<<<<
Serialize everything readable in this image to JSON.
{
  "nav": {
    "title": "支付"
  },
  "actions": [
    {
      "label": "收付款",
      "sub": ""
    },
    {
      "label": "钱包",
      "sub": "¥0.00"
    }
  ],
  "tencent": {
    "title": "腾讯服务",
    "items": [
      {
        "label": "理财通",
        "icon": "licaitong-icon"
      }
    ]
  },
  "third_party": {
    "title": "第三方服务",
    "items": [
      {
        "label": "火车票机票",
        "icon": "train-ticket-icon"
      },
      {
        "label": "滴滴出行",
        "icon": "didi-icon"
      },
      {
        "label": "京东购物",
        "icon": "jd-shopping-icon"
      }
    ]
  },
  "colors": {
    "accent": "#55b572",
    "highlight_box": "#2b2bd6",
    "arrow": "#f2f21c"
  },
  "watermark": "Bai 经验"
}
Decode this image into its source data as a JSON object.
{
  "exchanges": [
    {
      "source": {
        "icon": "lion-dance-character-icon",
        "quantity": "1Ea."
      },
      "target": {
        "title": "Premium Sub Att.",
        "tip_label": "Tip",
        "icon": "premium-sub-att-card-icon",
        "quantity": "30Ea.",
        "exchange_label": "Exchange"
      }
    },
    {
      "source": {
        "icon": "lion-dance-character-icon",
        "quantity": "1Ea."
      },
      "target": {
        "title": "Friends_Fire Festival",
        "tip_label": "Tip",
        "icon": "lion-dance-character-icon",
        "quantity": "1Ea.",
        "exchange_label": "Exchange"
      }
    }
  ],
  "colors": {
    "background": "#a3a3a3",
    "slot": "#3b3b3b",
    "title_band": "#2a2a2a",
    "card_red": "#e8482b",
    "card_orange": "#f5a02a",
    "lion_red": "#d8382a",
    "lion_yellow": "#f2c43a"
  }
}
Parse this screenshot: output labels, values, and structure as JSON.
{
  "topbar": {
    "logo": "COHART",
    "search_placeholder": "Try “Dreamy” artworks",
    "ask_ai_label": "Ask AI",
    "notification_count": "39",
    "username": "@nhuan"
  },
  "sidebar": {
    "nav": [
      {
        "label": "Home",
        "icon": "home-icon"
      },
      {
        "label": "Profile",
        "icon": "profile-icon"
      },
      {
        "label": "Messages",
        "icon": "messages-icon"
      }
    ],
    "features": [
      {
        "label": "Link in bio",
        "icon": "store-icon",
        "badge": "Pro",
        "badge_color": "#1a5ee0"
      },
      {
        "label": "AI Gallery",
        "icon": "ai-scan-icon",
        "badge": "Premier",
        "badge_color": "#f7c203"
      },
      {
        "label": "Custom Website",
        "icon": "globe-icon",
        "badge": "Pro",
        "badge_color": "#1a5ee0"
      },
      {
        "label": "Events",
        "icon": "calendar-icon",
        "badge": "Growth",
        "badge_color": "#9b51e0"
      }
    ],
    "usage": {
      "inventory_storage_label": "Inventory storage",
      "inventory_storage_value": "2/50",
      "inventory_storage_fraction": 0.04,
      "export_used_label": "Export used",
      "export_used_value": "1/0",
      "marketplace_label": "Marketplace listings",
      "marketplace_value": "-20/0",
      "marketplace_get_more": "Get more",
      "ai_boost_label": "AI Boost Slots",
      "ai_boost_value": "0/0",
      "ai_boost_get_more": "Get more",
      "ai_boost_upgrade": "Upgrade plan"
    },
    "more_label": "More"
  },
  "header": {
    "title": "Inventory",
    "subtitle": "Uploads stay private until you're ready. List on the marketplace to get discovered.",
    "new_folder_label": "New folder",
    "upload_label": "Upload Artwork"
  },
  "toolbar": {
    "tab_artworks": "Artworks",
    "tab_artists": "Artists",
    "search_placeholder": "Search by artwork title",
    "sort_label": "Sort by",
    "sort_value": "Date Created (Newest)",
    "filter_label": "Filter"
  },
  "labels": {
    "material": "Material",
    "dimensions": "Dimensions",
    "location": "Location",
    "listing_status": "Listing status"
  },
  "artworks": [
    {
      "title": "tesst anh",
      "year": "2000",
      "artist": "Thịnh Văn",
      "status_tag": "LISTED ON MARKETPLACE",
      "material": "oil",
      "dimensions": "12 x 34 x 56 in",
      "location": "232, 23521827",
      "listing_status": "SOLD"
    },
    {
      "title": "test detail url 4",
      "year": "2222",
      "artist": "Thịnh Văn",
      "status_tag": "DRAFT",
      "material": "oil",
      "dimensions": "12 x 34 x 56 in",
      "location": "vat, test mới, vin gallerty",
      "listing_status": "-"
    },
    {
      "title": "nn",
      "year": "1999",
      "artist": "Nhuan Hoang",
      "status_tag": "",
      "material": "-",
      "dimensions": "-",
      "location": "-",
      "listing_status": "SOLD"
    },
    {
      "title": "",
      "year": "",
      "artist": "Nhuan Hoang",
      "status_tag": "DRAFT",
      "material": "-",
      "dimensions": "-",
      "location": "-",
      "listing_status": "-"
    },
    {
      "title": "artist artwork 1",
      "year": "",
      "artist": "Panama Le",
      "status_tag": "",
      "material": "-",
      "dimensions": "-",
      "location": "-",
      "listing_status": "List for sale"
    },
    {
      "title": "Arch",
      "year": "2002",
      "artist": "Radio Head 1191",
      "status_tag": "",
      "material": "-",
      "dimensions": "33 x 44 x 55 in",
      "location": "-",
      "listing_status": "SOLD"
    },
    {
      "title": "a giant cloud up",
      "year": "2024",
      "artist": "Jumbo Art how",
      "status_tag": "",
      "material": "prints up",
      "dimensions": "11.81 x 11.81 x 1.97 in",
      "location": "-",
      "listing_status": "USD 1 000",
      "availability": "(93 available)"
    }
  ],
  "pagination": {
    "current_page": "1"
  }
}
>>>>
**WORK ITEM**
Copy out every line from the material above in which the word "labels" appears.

**SOLUTION FOR THIS PROBLEM**
Parse this screenshot: output labels, values, and structure as JSON.
  "labels": {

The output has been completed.